MarketsFarm — Canola prices fell back during the course of the last week, but should begin to move higher going into the coming week, according to trader Ken Ball of PI Financial in Winnipeg.
Canola likely “reached the top” last week with profit-taking having set in, he said, noting a lot of money pours into the market and must eventually come out.
“But can we re-ignite the canola market?” he said.
“We have the realization that there are a lot soybeans coming out of South America,” he added.
Barring some sort of unprecedented catastrophe, Brazil remains firmly on pace to produce a record soybean crop with harvest just getting underway.

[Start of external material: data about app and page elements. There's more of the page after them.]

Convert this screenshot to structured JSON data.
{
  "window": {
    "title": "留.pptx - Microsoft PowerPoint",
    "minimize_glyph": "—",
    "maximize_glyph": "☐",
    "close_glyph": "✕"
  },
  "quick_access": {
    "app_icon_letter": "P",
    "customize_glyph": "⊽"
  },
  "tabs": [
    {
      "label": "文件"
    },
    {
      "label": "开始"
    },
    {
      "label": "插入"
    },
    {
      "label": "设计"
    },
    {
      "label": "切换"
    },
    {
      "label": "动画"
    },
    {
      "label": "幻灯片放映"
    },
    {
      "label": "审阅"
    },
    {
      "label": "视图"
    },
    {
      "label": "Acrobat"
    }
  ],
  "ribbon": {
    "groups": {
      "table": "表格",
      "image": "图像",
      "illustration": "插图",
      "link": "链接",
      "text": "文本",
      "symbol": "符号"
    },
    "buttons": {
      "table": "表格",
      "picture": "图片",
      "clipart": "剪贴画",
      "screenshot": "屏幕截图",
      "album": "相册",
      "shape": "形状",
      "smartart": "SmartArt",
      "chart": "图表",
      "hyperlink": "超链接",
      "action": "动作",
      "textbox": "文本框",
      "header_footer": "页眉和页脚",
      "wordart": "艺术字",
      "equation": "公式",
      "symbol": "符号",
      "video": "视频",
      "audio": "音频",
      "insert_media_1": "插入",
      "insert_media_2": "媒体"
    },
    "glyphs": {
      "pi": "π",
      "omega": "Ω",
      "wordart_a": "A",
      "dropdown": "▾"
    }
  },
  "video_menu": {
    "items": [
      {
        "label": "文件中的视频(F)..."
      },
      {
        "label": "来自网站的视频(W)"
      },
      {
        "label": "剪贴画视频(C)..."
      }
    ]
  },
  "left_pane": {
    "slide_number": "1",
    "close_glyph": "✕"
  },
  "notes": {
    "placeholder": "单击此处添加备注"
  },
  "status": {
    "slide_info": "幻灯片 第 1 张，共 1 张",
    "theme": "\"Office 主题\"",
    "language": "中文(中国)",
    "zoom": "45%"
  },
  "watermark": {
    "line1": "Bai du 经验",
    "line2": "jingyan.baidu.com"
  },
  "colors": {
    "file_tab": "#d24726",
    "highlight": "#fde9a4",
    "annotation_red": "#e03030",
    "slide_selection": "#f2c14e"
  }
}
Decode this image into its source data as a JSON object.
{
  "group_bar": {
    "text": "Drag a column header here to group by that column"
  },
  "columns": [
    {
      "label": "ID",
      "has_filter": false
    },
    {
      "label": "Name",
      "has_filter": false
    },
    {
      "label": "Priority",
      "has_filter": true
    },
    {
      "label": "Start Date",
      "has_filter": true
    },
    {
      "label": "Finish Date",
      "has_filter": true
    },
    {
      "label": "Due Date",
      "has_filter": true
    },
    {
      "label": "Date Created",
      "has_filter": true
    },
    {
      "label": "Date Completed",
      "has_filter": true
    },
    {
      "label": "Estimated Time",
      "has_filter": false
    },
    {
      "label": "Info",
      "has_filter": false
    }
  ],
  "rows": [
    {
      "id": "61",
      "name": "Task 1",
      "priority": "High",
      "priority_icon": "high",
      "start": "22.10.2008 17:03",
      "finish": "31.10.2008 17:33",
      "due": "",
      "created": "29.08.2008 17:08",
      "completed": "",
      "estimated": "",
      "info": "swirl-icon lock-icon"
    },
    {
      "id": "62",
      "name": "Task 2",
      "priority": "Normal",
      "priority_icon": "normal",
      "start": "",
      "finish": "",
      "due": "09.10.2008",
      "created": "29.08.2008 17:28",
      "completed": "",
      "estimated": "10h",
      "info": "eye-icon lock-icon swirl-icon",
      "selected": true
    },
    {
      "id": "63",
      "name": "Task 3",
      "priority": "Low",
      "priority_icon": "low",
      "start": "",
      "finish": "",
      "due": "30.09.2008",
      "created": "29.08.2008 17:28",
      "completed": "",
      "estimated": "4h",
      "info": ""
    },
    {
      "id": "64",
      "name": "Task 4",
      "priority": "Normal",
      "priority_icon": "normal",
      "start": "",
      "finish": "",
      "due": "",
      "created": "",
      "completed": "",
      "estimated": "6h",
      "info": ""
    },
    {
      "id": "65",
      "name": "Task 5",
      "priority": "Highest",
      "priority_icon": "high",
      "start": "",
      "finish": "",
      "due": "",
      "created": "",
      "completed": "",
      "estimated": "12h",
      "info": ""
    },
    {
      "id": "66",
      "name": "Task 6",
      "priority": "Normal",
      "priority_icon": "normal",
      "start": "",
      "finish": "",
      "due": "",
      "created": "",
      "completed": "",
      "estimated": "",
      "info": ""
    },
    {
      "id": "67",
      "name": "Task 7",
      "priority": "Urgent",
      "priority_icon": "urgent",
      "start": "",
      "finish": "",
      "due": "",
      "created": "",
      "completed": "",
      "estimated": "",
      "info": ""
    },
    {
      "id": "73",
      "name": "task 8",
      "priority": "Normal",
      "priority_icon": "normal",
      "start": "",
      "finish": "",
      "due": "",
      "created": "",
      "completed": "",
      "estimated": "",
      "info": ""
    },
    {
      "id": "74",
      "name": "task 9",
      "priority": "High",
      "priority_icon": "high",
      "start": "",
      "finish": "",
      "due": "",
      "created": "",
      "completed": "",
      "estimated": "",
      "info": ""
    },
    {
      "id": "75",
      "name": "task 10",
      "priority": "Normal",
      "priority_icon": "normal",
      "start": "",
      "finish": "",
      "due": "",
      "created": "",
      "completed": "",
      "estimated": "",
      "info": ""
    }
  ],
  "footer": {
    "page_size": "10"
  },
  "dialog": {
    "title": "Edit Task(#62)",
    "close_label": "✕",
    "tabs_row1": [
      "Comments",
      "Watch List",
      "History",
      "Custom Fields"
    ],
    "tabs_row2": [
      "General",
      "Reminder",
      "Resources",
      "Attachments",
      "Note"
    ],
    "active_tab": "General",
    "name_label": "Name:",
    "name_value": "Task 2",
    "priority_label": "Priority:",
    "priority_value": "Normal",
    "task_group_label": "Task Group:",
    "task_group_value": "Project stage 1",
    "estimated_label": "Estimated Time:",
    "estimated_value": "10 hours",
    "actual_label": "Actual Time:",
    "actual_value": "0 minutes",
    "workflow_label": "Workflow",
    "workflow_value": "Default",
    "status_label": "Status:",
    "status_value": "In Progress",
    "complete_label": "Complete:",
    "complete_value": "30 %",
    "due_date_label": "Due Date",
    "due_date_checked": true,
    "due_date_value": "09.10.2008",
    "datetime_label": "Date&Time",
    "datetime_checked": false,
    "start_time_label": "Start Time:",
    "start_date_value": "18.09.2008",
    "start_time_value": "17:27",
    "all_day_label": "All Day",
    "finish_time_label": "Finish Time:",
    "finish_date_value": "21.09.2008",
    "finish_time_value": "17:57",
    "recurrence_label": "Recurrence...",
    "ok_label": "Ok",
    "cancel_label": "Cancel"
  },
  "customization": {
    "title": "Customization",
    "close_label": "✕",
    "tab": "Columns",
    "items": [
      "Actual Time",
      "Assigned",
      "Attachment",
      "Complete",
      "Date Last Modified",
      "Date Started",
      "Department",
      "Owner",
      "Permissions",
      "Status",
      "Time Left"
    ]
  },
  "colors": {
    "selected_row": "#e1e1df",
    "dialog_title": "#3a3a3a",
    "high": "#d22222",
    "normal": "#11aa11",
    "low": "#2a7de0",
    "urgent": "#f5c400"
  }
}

In last week’s supply and demand estimates from the U.S. Department of Agriculture (USDA), Brazil’s production was forecast to be 133 million tonnes. CONAB, Brazil’s equivalent to USDA, pegged the crop at 133.7 million tonnes.
USDA’s estimate for soybean production in Argentina was at 48 million tonnes, with the Rosario Grain Exchange coming in at 47 million. While not a record crop, Argentina’s is set to be a hefty one.
Rains over South America, during the weekend of Jan. 16-17, certainly threw the proverbial wrench into the Chicago Board of Trade (CBOT) soy complex.
After the Martin Luther King Jr. Day holiday in the U.S., soybeans plummeted 31 cents per bushel, with another drop of 16.25 cents on Wednesday, which brought the March contract down to US$13.395 per bushel.
Although the spillover pulled canola lower, Ball pointed out canola remained far cheaper than soybeans.
As those South American soybeans enter the global market, there will be pressure on CBOT soybeans to come down — and, of course, taking canola along for the ride.
A saving grace for North American soybeans and canola will be their respective tight ending stocks. USDA projected 2020-21 soybean ending stocks to fall to 3.8 million tonnes — down more than 73 per cent from the previous year’s carryout.
The most recent numbers from Agriculture and Agri-Food Canada (AAFC) put canola ending stocks for 2020-21 at 1.2 million tonnes, down almost 62 per cent from 2019-20.
Such tight ending stocks could lead to price rationing to kill demand, especially if stocks are exceedingly low.
“Canola could hit new contract highs in the spring,” Ball said.
— Glen Hallick reports for MarketsFarm from Winnipeg.